The clue Spencer found at the reward triggered by what was perhaps the most comical idol-searching series of events ever, all filmed exceptionally well: Woo stalking Spencer, Spencer leaving his clue on his pants, Woo running back to tattle to the others, everyone running around and shouting about the idol, Spencer eventually uncovering and stuffing the idol in his shorts while Kass stood nearby.

Morgan foreshadowed the events that would permit Spencer to discover the idol: At the beginning of the episode, she gave Kass a pep talk, using all of her rhetorical skills to help Kass’ self-esteem (yes, Morgan took time to do that: she’s just that amazing).

Of course, someone as attractive as Morgan never would have just stood by and let Spencer uncover an idol without her noticing; someone as attractive as Morgan would have told someone else to watch Spencer carefully while Morgan took on the difficult task of making sure the floor of the shelter remained firmly in place.

She excelled so much at doing nothing that she lasted a full 25 minutes in the immunity challenge, which involved standing completely still, which you may have noticed is one of her many strengths. She outlasted four people, but because she’s so gracious, she let four other people battle it out for immunity. Spencer finally won, making a face the whole time that clearly said, I am thinking about Morgan and winning this for her.

Without Morgan, I’m not sure where this season is going to go. I fully expect Probst to announce the return of Redemption Island next week, because if there’s anyone deserving of a second chance, it’s someone like Morgan.

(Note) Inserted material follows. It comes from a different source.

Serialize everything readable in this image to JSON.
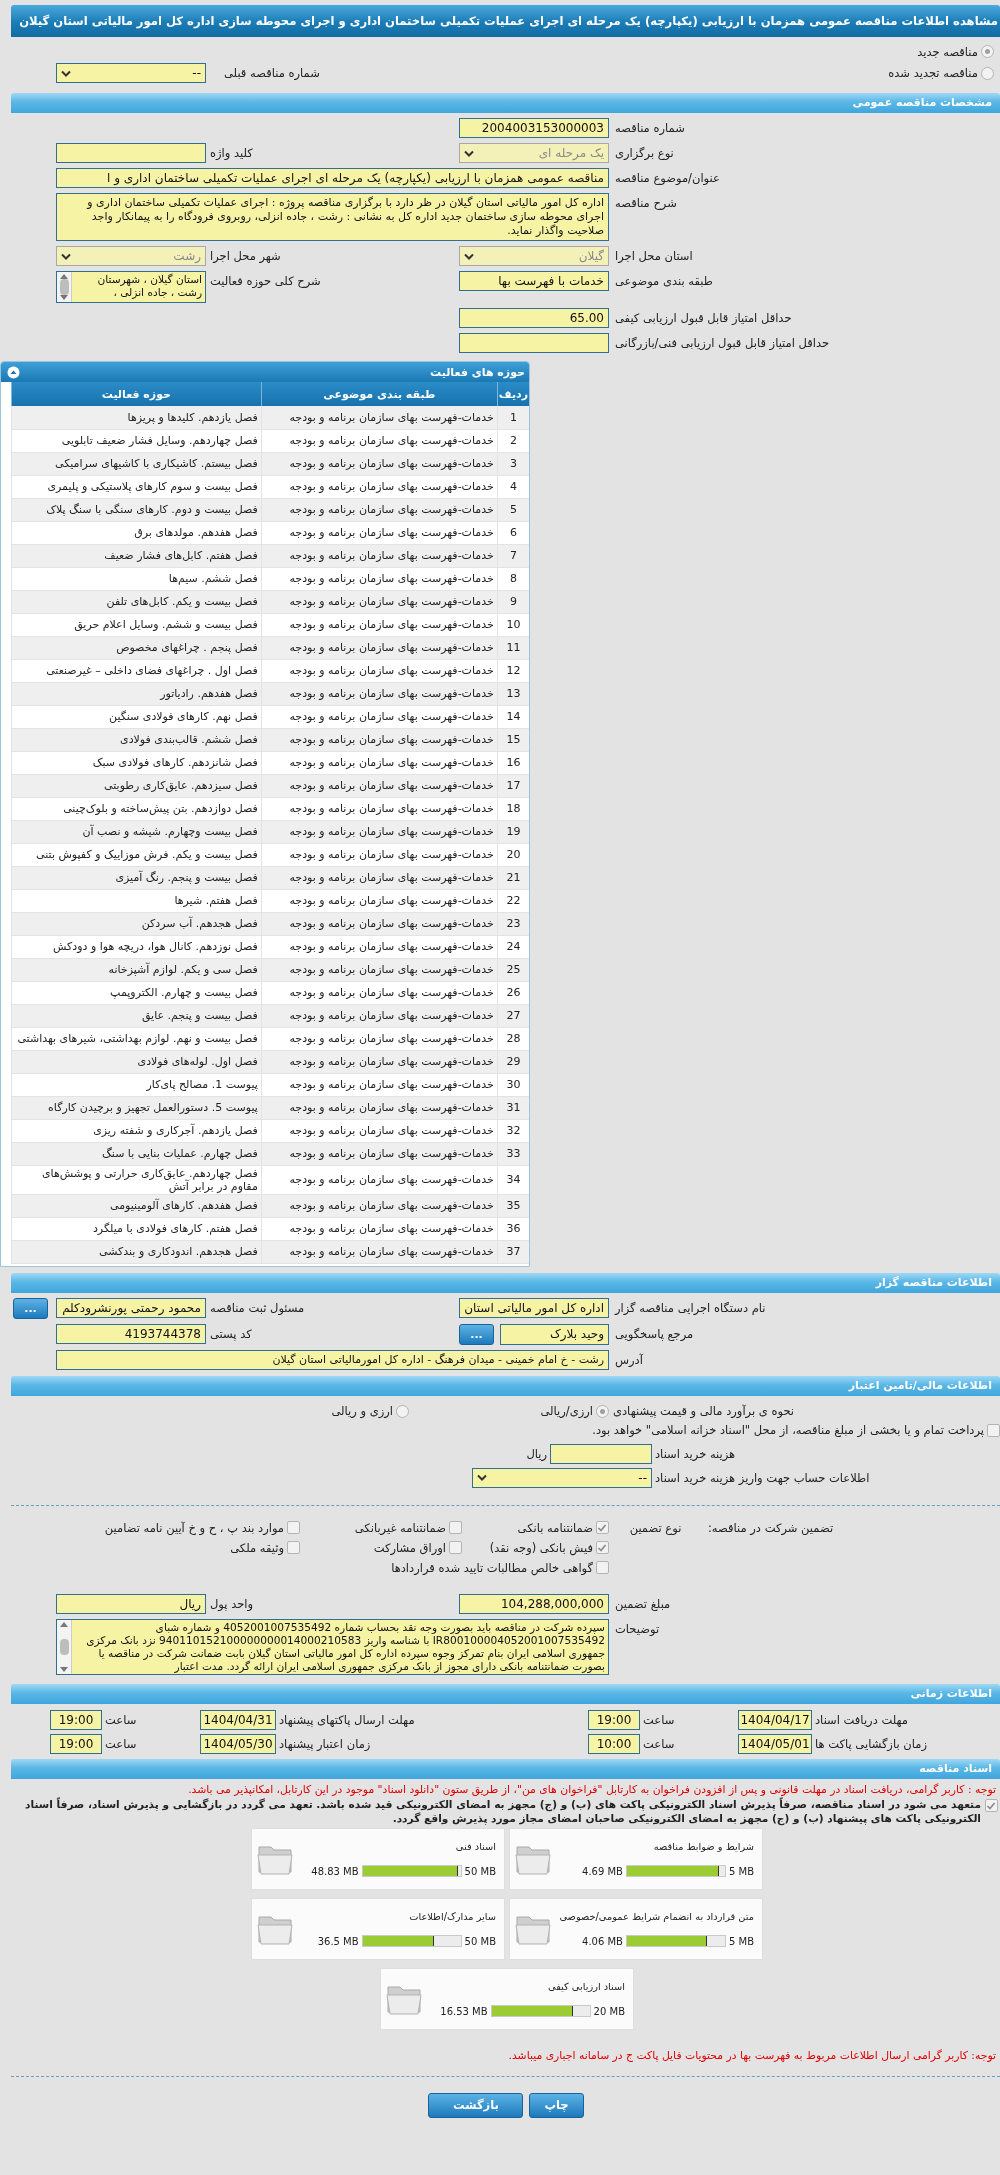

about the writer

Andy Dehnart is a journalist who has covered reality television for more than 15 years and created reality blurred in 2000. A member of the Television Critics Association, his writing and criticism about television, culture, and media has appeared on NPR and in Playboy, Buzzfeed, and many other publications. Andy, 36, also directs the journalism program at Stetson University in Florida, where he teaches creative nonfiction and journalism. He has an M.F.A. in nonfiction writing and literature from Bennington College. More about reality blurred and Andy.